● DESCRIPTION OF THE TASK
Count the lines of data below that include "бумаги". Provide only the number.

Page and application data records:
========
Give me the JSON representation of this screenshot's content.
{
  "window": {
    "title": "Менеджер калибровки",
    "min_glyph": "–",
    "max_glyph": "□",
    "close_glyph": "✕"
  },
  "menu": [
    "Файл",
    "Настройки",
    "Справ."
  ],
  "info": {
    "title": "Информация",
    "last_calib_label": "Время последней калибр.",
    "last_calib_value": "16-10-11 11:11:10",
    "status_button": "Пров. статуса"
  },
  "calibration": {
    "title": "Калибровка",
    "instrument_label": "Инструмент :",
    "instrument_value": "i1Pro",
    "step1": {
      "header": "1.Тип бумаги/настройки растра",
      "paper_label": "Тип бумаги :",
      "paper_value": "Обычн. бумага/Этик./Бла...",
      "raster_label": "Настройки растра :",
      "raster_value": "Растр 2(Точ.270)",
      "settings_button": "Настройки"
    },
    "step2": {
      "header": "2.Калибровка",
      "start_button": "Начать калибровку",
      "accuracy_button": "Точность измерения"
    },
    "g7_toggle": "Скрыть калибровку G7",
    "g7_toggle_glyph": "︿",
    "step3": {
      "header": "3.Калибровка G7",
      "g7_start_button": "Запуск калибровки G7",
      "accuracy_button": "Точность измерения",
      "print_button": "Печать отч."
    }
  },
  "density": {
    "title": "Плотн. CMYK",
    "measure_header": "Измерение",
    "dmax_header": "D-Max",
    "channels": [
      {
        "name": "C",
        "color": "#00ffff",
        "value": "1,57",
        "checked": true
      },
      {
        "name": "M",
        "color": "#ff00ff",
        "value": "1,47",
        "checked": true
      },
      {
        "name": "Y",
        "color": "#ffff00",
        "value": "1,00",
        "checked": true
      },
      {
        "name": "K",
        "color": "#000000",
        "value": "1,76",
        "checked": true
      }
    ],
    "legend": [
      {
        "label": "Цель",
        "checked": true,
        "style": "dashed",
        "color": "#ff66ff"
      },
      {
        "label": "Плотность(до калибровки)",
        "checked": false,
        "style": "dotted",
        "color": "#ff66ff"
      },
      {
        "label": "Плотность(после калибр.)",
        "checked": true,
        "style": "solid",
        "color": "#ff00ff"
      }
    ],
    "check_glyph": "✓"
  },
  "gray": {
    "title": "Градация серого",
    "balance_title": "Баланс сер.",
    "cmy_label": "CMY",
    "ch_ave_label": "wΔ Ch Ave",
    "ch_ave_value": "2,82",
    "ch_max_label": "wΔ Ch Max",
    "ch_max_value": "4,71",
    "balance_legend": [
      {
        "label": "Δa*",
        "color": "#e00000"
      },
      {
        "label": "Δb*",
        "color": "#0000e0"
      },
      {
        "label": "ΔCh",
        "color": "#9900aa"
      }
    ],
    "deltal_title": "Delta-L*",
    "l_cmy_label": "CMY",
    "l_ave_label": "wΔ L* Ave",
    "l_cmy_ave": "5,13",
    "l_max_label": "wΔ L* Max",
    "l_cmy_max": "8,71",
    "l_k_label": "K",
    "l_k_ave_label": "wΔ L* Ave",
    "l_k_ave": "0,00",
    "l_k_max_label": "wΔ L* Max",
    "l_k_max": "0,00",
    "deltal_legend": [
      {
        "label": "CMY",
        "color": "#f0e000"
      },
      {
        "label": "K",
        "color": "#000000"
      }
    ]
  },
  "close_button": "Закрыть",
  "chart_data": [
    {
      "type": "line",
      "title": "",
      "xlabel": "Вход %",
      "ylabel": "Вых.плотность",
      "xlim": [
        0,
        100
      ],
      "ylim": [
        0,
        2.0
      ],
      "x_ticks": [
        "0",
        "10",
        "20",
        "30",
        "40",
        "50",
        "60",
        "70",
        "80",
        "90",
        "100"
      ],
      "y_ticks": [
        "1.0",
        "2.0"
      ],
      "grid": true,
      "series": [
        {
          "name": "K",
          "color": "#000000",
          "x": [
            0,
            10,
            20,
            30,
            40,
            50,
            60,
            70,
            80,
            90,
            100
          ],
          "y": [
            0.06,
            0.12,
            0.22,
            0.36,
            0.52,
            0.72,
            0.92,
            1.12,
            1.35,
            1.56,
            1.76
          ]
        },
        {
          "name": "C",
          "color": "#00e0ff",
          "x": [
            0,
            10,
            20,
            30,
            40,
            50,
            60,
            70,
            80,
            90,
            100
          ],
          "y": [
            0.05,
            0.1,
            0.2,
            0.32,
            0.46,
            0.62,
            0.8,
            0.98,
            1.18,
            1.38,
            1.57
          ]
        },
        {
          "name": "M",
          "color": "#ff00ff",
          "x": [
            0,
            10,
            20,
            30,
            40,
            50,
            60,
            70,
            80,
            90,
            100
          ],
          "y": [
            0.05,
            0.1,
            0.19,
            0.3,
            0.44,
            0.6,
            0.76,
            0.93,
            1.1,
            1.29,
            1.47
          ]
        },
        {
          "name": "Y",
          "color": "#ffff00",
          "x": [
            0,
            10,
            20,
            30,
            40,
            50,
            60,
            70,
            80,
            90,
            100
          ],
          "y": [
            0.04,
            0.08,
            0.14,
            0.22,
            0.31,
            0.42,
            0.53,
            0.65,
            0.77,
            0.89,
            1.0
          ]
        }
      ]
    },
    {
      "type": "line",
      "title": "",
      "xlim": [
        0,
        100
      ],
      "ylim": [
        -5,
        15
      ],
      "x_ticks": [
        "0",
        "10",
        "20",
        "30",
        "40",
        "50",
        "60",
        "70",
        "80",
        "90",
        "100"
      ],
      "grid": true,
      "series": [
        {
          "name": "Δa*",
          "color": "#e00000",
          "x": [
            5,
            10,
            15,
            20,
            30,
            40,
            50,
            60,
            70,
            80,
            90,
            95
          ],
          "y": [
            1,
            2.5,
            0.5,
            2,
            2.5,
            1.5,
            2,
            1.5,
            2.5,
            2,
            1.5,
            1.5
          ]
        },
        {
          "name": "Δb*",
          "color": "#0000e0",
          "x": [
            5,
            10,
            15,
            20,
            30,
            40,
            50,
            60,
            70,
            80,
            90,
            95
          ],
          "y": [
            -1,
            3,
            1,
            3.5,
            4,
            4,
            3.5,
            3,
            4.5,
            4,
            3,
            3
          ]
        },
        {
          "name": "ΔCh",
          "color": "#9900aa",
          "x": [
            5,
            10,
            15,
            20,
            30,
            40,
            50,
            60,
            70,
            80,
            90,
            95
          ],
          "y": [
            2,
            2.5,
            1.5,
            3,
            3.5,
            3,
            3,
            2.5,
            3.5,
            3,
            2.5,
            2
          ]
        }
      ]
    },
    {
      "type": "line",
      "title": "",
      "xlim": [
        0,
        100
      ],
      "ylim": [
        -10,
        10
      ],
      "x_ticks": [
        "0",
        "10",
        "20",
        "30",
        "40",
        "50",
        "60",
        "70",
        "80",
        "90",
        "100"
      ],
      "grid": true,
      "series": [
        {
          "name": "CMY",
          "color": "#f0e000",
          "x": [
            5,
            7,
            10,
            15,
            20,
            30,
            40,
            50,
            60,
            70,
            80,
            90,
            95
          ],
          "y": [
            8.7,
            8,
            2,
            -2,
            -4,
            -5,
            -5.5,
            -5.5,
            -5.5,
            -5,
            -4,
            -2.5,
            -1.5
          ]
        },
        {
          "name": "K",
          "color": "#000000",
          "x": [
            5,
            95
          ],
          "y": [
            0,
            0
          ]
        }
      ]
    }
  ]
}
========
● YOUR SOLUTION
2